Cochlear implants are designed to compensate for the lack of  activity (transduction) of the missing hair cells in the  inner ear (see Figure 2).(3) They consist of an external  directional microphone that picks up sounds from the  environment and transmits them to a speech processor. This  processor extracts the information necessary for speech  understanding, produces a code for the signal and transmits  the signal by inductive coupling to a receiver-stimulator  implanted in the mastoid bone. The receiver-stimulator then  decodes the signal and produces a pattern of electric  impulses in an array of electrodes inserted at the turns of  the cochlea for transmission to the brain.


Since its introduction, the cochlear implant has undergone  tremendous technological improvements of the electrode  array, speech coding strategies and transmission paradigm.  It has also been greatly miniaturised. Data collected on the  more than 100,000 cochlear implants in use indicate that  with complete insertion in the inner ear early in the life  (12–24 months) – together with intensive auditory training –  success rates can reach beyond 95%.

Nevertheless, several important challenges remain. First,  better reproduction of the sound coding is needed in both  the high and low frequencies. Secondly, researchers are  seeking ways to make the cochlear implant invisible to the  eye by also implanting a speech processor and microphone,  with power supplied by an implantable rechargeable battery  or a coil placed over the implant. Full implants would make  it possible for children to freely participate in all  activities without removing the device. Thirdly, combining  the electrical stimulation with delivery of nerve growth  factors might protect the cochlear nerve from further  deterioration and induce its regeneration by activating the  appropriate gene.

The progress in hearing aid and cochlear implant  technologies has led researchers to combine the two modes of  management in children with residual hair cells in the low  frequency range only. An electrode array is inserted into  the basal turns of the inner ear for high frequencies and an  acoustic hearing aid is added for the low frequencies.  Recent preliminary studies reported great promise for this  method for improving understanding of speech in noisy  environments and enhancing enjoyment of music.

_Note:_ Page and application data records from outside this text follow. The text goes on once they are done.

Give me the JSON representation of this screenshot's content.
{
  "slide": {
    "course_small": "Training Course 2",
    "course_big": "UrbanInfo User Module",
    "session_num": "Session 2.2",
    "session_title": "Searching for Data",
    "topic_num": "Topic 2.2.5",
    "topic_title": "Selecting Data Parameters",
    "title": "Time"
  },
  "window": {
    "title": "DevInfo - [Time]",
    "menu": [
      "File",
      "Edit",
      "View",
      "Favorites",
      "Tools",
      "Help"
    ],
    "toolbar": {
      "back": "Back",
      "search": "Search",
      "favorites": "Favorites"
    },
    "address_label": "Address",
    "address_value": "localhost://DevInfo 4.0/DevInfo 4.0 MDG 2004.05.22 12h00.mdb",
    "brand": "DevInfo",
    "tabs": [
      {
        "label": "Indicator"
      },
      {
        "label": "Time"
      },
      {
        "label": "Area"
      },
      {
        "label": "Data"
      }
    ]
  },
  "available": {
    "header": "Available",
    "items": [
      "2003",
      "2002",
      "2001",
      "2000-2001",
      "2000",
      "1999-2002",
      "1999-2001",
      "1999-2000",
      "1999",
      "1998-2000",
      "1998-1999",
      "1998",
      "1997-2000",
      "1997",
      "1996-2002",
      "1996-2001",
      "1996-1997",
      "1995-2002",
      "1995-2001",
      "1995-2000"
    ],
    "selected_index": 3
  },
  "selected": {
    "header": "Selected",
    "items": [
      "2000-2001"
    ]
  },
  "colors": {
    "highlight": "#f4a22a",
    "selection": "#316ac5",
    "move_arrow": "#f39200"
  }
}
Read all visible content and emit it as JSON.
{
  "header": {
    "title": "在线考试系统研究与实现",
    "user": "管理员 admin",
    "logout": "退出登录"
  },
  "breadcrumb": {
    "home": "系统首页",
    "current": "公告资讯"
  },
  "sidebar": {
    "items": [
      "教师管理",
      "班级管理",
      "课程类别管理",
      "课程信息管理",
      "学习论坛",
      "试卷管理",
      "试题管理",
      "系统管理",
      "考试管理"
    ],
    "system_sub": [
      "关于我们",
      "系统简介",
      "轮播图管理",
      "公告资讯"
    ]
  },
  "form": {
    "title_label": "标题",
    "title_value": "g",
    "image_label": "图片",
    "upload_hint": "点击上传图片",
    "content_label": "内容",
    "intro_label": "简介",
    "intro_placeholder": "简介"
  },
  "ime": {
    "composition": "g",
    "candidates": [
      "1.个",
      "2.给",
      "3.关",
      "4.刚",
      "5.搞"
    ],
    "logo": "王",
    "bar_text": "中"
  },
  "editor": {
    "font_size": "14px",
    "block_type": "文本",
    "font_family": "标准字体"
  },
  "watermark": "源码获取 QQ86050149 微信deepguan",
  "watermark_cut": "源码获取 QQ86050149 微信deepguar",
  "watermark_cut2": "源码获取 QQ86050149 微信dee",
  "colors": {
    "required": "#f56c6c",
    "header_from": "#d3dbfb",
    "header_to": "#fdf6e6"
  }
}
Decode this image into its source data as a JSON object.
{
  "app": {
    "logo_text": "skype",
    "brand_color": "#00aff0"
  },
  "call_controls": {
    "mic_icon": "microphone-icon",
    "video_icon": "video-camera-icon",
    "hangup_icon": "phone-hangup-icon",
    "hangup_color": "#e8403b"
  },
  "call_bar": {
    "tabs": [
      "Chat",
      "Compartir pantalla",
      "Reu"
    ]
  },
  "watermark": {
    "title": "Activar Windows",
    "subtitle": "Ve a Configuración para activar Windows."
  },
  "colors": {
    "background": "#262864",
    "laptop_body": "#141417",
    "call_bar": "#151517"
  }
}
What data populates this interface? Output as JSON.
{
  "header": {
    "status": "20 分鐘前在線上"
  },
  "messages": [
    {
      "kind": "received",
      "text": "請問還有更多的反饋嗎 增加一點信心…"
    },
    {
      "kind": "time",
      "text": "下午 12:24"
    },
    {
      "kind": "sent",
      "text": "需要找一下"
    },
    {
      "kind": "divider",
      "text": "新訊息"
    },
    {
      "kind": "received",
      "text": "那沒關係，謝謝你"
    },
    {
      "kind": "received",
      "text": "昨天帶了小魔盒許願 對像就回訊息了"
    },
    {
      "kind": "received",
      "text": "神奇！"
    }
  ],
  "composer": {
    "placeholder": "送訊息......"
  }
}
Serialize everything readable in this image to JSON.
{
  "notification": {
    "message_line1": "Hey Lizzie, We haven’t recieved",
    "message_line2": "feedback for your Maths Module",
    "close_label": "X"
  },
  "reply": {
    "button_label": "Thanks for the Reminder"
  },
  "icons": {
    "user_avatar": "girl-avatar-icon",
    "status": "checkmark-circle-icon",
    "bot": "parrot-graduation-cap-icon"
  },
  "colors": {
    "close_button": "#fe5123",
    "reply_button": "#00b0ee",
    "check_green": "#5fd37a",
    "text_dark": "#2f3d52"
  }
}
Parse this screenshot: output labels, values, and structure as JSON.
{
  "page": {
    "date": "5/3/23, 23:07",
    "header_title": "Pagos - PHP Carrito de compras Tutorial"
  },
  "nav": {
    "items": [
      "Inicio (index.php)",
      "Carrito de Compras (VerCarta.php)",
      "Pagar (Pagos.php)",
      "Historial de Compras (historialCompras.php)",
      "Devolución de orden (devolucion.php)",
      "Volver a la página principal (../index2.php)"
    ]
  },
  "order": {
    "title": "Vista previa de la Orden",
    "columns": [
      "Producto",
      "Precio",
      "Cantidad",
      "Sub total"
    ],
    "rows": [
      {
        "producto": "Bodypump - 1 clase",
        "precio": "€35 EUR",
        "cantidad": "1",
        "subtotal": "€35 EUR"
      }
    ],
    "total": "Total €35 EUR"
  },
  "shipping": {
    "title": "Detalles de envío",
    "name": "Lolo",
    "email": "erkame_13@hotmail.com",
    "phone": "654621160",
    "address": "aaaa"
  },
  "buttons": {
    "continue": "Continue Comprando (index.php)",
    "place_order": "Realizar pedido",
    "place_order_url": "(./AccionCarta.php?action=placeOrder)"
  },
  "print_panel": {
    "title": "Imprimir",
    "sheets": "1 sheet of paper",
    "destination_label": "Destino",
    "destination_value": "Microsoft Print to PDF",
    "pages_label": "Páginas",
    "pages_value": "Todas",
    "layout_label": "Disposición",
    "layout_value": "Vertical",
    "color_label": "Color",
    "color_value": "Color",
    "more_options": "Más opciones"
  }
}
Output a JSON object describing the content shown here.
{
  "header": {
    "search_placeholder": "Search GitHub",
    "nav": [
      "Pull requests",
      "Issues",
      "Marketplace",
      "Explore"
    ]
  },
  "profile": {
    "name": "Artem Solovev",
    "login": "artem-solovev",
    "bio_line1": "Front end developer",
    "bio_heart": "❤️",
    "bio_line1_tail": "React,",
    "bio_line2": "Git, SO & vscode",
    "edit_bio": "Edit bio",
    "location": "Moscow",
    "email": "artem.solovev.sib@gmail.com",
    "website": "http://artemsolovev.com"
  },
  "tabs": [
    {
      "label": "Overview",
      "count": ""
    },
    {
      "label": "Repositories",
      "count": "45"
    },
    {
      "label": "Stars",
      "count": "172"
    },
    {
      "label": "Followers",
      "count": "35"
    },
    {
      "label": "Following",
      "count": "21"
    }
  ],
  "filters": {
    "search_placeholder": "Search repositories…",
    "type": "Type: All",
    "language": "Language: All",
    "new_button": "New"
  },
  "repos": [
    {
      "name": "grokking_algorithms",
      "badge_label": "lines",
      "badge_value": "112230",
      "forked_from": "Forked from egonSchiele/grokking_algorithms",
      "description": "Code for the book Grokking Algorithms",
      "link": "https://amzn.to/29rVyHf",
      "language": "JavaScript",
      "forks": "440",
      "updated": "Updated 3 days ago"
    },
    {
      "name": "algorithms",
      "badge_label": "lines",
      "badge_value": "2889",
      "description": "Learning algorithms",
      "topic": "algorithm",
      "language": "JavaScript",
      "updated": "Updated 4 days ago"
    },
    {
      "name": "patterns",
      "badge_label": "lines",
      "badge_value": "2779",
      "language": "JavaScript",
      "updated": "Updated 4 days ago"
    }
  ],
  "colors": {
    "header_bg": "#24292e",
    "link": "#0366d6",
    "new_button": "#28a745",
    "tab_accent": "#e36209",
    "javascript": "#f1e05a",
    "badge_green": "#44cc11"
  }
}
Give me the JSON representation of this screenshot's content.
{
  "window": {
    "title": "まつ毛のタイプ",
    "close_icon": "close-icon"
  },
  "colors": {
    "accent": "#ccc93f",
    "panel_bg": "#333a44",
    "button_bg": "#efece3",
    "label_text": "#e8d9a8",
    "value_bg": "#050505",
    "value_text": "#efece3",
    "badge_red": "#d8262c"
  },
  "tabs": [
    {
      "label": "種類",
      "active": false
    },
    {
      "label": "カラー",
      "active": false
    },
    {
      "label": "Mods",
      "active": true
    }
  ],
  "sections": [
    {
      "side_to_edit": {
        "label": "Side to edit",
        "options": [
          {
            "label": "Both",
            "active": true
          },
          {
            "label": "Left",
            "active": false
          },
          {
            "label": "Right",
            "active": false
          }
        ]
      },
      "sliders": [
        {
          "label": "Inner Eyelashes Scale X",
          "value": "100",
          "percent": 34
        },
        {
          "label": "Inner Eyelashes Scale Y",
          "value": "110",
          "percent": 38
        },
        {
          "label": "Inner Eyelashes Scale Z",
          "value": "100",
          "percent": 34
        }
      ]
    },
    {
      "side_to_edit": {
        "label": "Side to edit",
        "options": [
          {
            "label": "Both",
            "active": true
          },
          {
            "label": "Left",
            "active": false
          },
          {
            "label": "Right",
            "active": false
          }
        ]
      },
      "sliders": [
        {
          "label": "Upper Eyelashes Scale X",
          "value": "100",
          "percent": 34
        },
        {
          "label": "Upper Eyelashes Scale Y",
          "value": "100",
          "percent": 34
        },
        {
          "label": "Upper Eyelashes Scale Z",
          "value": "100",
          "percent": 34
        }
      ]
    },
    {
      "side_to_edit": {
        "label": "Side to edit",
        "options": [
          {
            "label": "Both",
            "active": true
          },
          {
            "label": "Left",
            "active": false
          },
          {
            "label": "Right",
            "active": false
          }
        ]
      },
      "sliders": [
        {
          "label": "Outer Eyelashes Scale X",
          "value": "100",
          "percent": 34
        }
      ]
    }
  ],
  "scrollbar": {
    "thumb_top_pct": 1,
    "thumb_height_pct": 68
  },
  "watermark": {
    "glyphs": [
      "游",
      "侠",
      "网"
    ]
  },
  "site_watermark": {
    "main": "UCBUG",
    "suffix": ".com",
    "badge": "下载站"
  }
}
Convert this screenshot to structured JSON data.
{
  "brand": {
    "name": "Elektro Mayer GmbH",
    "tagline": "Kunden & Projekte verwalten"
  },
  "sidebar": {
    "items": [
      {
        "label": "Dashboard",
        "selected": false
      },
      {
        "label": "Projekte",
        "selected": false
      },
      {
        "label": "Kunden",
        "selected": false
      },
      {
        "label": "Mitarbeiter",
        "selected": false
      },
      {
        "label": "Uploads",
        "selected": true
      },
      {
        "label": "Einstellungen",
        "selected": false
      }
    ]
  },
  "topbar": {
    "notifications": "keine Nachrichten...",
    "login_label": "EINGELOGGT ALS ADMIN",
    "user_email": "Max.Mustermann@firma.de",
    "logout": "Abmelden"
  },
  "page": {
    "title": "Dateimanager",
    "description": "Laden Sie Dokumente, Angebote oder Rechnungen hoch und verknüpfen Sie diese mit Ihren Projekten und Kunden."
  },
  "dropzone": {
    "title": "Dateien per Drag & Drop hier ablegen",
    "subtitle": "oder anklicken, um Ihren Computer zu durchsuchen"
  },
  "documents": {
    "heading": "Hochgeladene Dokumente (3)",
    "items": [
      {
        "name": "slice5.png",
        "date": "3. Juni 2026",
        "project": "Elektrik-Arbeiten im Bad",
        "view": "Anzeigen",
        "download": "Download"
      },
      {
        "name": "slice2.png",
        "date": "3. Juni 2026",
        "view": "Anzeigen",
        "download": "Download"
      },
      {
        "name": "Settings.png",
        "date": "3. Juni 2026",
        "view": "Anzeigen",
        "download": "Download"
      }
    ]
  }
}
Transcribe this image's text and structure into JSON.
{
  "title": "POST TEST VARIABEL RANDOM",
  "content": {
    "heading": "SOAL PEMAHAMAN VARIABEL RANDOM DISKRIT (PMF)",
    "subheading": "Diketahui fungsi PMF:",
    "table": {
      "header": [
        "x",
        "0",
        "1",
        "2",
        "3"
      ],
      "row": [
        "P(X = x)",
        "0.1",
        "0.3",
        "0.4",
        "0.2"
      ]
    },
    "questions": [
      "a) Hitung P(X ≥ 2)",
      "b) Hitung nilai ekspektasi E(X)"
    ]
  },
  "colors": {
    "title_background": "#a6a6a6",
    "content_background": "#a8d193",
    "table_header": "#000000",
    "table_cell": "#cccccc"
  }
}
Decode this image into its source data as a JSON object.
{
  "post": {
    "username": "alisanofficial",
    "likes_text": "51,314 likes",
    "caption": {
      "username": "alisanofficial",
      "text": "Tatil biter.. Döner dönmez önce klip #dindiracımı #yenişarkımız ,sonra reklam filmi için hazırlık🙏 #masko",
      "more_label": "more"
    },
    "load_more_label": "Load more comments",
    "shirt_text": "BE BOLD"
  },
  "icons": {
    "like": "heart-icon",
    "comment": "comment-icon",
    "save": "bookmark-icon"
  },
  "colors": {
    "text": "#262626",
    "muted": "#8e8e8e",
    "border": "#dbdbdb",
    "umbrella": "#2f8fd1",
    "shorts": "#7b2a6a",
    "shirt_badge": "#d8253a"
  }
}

Hearing aid and cochlear implant technology has also been  applied to the development of implantable – and recently to  fully implantable – hearing aids for patients with a  moderate impairment who cannot use a hearing aid due to the  absence of external ears, infections induced by hearing  aids, or poor sound quality with hearing aids. Implantable  hearing aids pick up sound through an external microphone  attached by a magnet to a motorised or piezoelectric device  implanted under the skin behind the ear. Sound is  transmitted to the middle ear bones by the tip of the device  vibrating in response to sound, causing the bones to move.  From this point, sound is processed as in healthy children.

The implantable bone-anchored hearing aid (BAHA) is a good  option in children with severe bilateral impairment of the  middle ears but normal inner ears. A vibrating device  attached to a screw inserted into the bone behind the ear  stimulates the cochlea in response to noise, thereby  bridging the affected area. However, the BAHA may be  associated with infection or discomfort around the abutment  site.   

Genetic treatment is a novel approach to irreversible  sensorineural deafness. Studies in animal models have shown  that the incorporation of the Atoh1 gene, which plays a key  role in regulating hair cell development, into inner ears  that contain nonsensory supporting cells leads to  regeneration of functional hair cells and subsequent  improvement in the hearing threshold. Such biological  technology may be the solution of the future.

In conclusion, recent years have witnessed tremendous  progress in the early detection and management of  significant hearing loss in infants. Latest developments  including elegant and efficient methods to restore or  preserve hearing. Many of the advanced technologies are  already available in a large number of Western countries.  Our mission is to introduce them to developing areas and to  encourage their acceptance and clinical application.